The 2008 joint meeting of the GCAGS-GCSEPM/GSA/SSSA-ASA-CSSA held in October in Houston was a truly historic event of major importance in increasing awareness and support in the United States for the International Year of Planet Earth (IYPE).
Under a banner of “Celebrating the International Year of Planet Earth,” nearly 10,000 geoscientists, soil and crop specialists and other experts in related disciplines from academia, industry and government – including many students – attended hundreds of scientific sessions (including 10 plenary sessions focused on major IYPE science and outreach themes), visited hundreds of exhibitors and participated in field trips and many convivial social events.
Among the other activities was the launching of a hot air balloon promoting the IYPE in Green Discovery Park in front of the George R. Brown Convention Center in downtown Houston. Another memorable event was the 5K Fun Run/Walk along the Buffalo Bayou Trail involving 500 participants, each of whom received a commemorative T-shirt celebrating Planet Earth.
This meeting was the most ambitious, widely attended attempt to date to bring to the attention of the U.S. geoscience community the significance of the IYPE to the future of our planet and society – and remind them of their important, even paramount, role in its success.
By all accounts that came to my attention everyone in attendance became much more aware of and energized by the potential of the IYPE to make the world and society safer, healthier and more prosperous and experienced a realization that each of them can and should play an important role in achieving that goal.
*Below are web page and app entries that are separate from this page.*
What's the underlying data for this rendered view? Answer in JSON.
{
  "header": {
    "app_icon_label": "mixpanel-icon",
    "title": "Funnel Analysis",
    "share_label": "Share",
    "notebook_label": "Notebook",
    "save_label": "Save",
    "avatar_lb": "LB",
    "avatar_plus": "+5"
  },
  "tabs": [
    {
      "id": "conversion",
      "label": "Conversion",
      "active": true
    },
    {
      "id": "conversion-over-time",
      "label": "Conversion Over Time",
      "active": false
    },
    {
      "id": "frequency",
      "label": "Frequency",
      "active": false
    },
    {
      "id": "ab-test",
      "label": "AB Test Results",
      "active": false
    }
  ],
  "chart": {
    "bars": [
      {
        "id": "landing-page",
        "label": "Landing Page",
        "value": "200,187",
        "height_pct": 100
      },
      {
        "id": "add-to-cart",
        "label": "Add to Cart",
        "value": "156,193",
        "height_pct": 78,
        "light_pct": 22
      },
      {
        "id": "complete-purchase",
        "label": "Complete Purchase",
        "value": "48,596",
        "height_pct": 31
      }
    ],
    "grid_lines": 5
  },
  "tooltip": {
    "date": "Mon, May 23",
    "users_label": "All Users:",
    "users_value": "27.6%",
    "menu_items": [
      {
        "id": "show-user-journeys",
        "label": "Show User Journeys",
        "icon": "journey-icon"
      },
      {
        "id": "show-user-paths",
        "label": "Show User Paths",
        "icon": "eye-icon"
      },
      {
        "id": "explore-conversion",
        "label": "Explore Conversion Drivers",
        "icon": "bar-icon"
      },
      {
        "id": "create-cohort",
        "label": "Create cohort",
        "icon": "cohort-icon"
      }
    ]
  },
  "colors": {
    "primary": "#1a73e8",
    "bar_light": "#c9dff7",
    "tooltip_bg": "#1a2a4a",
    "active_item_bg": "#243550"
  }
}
Several years of planning and coordination among the sponsoring organizations and scores of individuals were involved in making it all possible.
Although there is a long of those people who worked to make this meeting a great success, I would be remiss if I did not single out for special recognition AAPG member Ralph Baird, chairman of the IYPE Development Committee; Jack Hess, executive director of GSA; Wesley Hill, GSA coordinator of international affairs; AAPG member Linda Sternbach, president of the Houston Geological Society, and Ellen Bergfeld, chief executive officer of SSSA/ASA/CSSA. They most certainly merit our special gratitude for their efforts in our behalf.
For those who could not participate in the meeting, a bit of background might be in order. The IYPE is a joint initiative of the International Union of Geological Sciences and UNESCO.
Its inception dates back to the 31st International Geological Congress, held in 2000 in Rio de Janeiro, where the concept for an International Year of Planet Earth emerged. After much preparatory work and dedicated promotional effort, the concept for an IYPE became a reality in December 2005, when the UN General Assembly proclaimed 2008 as an official UN International Year.
However, in reality, IYPE is a triennium (2007-09), with the central year of 2008 being the UN International Year.
Since January 2007 there have been many IYPE launch events and related activities held in numerous nations and regions around the globe. At present, there are 74 countries and regions with operational national committees for the IYPE involved in promoting its mission, goals and objectives. Please visit the IYPE Web site frequently at www.yearofplanetearth.org for continuously updated information and details.
, are the three U.S.-based geoscience organizations among the IYPE’s 12 founding partners. Other U.S.-based IYPE international partners are NASA
GSA has made the IYPE a focus of its annual meeting since 2007, but the recent Houston joint meeting of GCAGS/GSA/SSA et al. is the most significant and largest IYPE event held to date in the United States.
Next, 2009 will be the close-out year around the world of the IYPE triennium. Throughout 2009 more important meetings and other events and activities will be held under the banner of the IYPE in many countries.
I strongly urge everyone in the U.S. geoscience community to stay engaged and actively involved in the IYPE throughout the coming year. Thought is now being focused on the legacy of IYPE and perhaps the possibility of a continuing initiative/organization to build on the great global network that the IYPE has built linking – the 400,000 geoscientists around the globe.
Please stay informed and continue to be a part of it. Realize your potential to make our world safer, healthier and more prosperous through organized application of our combined knowledge of the geosciences and their vast still under-utilized potential in formulating rational enlightened pubic policy and contributing to the solution of important societal problems.
I believe that this is one of the most significant challenges we face – but I also am fully confident that we in the U.S. geoscience community will successfully meet and overcome that challenge and make the IYPE subtitle “earth sciences for society” not just a slogan but a fully functional reality.